Progress: Real Vs. Extrapolated

Hungary's current econo-polticial situation is a pertinent case to transnational financial arguments. Last Friday, the nation's almost authoritarian leadership - the Fidesz party - enacted a law allowing the government to appoint deputies to the state bank. Historically, too much intimacy between forms of power leads to crisis and already we're witnessing protests in response to political machinations of press censorship and the removal of civil liberties.

On the financial side, Hungary was downgraded to junk status by credit agencies before Christmas and no-one seemed willing to step in to take the bonds at auction. These asymmetrical skirmishes are becoming more and more heated. I say asymmetrical because the odds are unfair; global financial services account for 300 times global GDP, they're not limited by borders, national law or democratic process. In defence of the apparent tax breaks given to large TNCs (transnational corporations - a more accurate definition than 'multinational') a spokesman for Her Majesty's Revenue and Customs pointed out, without a trace of humour, that three of the nation's four top tax collectors hold Oxbridge degrees in classics while Vodafone has a staff of two dozen specialist corporate tax lawyers.

Any battle of ideology between financial institutions and sovereign government will make casualties of the denizens of the nation. Currently the borders between nation states offer some protection from the skirmishes of regional governments and transnational banks, but the progress of finance relies on a base state of unilateral entropy. How long the bastions of sovereign nationhood can stand up to the social demands of any given populace and the financial demands of the TNCs is ripe for speculation, although I can comfortably stipulate that the sovereign nation state as an economically and ideologically defensible entity has a limited shelf life when so heavily berated for its failures.

Utopia Forever

My copy of this amazing book just arrived. Often with architecture books, there's a confusing dazzle of beautiful pictures set against what are no doubt fascinating, but off-putting essays. No such truck with this one it's all beautiful images and limited wordiness.

Flooded London

A speculative project by Anthony Lau (the guy who invented those cyclehoop bike locks that go on street furniture) envisioning a self-sufficient floating city built aboard reclaimed ocean vessels.

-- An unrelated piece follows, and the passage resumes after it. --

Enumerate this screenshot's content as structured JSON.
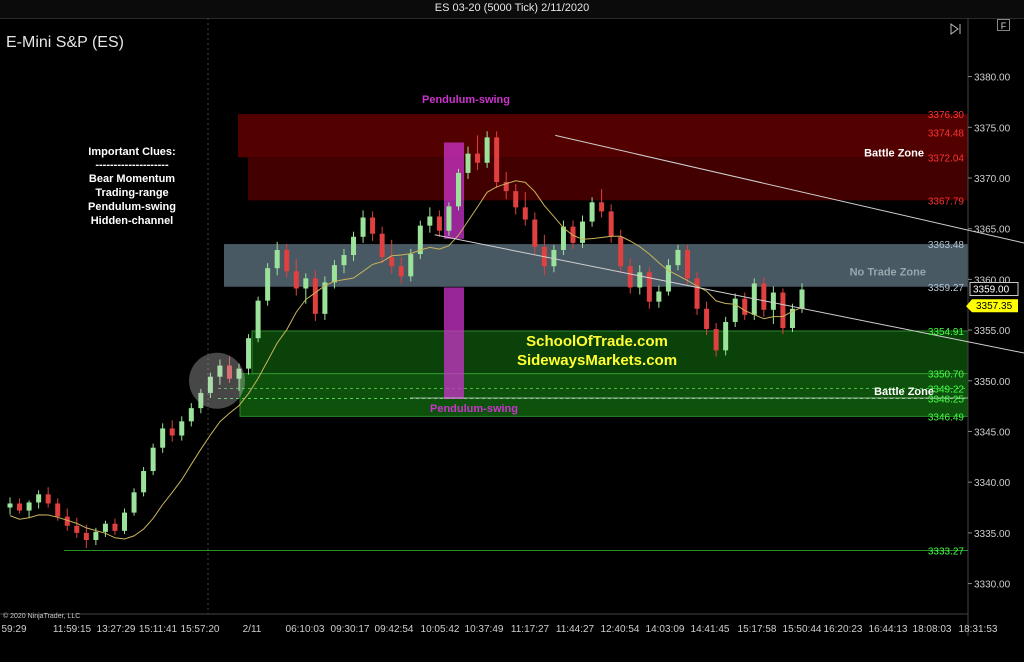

The whole project is beautifully rendered in models, images and maps and seems to have a perfect balance of fantasy and realism. At once, we know this future is entirely possible and but it seems a romanticised outcome which gives it a sense of wonder.